**PROBLEM STATEMENT**
State how many lines below hold the word "Mbits". Give that number and no other text.

*** Opening DATA EXTRACTS ***

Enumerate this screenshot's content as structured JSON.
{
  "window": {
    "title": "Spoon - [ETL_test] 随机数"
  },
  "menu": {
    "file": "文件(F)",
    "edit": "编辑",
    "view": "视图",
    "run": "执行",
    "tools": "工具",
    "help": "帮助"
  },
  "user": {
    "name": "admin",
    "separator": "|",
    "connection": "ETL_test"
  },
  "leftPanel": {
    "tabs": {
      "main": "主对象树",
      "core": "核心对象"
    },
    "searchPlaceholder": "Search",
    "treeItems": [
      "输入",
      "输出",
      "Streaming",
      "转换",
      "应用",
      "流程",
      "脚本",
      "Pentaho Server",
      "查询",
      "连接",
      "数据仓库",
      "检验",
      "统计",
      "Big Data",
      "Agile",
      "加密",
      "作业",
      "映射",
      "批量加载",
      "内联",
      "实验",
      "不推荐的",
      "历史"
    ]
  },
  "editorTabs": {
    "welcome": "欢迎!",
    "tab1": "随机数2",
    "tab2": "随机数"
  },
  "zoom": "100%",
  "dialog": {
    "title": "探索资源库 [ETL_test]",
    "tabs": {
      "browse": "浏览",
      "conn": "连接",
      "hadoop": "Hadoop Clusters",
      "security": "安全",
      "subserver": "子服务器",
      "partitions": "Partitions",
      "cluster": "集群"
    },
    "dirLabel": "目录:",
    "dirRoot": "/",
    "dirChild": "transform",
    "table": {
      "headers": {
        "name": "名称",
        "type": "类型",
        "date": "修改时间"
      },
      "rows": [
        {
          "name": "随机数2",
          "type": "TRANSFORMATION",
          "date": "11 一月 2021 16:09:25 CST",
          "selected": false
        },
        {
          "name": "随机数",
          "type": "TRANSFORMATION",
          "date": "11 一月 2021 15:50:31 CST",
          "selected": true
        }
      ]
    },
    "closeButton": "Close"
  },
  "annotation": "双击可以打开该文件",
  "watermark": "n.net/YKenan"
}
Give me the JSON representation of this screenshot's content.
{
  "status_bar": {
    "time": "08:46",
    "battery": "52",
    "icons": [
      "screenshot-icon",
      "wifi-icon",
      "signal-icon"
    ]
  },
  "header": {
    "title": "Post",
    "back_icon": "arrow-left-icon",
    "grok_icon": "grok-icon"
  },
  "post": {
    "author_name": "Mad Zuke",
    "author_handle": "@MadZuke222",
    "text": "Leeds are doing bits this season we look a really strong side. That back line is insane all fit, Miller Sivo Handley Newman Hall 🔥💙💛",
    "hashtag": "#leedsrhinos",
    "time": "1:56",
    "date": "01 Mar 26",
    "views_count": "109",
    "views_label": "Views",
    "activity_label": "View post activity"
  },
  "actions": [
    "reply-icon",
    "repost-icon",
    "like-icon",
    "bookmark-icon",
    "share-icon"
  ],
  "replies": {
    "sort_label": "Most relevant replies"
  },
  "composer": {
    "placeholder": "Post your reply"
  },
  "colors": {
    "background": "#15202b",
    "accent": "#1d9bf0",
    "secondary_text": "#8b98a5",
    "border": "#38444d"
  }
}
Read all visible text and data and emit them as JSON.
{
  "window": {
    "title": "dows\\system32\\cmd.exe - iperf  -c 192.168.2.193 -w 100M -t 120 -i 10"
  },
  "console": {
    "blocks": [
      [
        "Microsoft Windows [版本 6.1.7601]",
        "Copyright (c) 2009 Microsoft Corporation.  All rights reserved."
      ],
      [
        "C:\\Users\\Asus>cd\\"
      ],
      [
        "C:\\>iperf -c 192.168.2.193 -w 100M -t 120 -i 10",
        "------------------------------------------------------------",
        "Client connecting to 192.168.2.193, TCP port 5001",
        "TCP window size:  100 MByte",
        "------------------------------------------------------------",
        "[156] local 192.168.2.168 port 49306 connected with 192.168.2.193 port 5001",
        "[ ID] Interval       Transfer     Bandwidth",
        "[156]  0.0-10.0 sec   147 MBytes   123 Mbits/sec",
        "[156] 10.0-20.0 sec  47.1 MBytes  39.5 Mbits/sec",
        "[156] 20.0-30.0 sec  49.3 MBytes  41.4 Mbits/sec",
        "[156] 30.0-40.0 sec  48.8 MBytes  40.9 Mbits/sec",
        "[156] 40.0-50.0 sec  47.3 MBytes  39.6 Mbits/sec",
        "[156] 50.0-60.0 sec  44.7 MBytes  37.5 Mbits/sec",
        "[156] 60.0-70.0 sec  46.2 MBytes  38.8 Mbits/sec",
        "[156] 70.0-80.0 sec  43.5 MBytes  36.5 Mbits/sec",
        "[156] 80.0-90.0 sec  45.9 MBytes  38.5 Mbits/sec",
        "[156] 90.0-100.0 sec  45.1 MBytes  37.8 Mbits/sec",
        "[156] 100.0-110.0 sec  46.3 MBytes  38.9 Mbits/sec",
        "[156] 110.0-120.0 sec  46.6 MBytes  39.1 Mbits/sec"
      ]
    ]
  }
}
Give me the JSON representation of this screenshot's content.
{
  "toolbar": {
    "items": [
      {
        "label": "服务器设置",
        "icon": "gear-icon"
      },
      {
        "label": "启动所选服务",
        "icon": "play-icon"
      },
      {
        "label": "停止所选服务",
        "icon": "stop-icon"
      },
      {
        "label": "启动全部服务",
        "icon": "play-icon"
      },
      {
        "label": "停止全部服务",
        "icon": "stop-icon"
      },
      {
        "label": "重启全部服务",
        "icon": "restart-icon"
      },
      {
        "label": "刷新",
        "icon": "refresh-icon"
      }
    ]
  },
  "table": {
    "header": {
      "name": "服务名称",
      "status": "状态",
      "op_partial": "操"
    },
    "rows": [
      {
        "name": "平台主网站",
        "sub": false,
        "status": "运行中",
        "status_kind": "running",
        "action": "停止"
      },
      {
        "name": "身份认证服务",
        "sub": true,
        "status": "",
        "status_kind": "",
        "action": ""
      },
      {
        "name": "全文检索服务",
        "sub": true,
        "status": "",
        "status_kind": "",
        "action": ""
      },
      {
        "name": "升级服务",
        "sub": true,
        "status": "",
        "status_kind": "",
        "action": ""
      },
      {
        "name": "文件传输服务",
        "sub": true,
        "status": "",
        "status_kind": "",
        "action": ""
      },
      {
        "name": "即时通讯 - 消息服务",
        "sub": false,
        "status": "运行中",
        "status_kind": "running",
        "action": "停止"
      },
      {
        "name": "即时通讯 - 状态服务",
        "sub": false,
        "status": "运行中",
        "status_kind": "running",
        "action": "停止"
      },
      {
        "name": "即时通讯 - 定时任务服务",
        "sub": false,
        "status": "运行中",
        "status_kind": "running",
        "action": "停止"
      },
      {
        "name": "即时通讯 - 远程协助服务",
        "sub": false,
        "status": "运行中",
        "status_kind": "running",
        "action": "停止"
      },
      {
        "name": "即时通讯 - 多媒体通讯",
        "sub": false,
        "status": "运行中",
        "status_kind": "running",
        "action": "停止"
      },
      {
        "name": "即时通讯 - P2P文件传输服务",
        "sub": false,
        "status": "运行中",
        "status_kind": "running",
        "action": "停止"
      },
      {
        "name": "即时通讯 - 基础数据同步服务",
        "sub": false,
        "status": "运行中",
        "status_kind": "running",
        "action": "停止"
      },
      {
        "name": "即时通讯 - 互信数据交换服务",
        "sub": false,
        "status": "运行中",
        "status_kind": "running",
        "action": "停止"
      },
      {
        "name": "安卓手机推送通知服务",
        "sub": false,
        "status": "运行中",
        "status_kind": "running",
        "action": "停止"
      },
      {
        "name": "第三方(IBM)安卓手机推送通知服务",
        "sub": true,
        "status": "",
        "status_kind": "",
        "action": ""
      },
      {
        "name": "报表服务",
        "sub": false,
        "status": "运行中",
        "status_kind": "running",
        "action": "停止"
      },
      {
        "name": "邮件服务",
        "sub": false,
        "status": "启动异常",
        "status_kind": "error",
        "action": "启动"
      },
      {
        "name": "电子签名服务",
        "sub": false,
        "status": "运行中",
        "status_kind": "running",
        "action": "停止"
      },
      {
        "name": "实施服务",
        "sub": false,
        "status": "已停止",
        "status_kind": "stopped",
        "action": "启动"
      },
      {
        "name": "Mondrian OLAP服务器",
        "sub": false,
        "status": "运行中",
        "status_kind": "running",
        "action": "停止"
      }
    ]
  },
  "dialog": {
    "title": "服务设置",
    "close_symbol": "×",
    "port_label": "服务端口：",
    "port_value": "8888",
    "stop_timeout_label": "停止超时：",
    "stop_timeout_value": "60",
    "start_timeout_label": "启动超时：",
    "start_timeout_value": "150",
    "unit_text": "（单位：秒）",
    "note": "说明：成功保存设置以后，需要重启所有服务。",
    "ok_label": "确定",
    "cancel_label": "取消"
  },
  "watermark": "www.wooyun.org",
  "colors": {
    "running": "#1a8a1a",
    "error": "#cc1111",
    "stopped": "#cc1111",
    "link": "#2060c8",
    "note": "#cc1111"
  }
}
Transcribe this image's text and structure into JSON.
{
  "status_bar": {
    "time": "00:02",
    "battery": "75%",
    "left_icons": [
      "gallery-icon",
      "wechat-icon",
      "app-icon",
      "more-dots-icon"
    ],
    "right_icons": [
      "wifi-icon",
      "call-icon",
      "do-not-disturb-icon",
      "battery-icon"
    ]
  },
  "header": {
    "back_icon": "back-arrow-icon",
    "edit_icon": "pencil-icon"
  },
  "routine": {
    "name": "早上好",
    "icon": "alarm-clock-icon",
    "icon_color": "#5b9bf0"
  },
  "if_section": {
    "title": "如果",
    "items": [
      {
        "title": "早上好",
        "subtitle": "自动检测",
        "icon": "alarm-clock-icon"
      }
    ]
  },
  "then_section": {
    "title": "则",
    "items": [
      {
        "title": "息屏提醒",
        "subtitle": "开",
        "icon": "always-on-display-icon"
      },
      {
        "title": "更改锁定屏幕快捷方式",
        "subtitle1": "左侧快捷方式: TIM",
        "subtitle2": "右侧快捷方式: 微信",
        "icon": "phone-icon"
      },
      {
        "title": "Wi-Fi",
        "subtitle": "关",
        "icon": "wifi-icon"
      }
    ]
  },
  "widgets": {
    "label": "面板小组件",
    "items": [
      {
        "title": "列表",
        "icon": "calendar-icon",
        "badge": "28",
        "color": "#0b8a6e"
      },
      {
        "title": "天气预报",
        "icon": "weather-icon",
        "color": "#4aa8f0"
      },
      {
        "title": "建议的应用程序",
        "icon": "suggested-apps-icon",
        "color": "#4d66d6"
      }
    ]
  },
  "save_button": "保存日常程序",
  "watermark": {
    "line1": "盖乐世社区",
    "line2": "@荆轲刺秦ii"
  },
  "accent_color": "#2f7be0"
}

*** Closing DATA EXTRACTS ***

**TASK RESULT**
12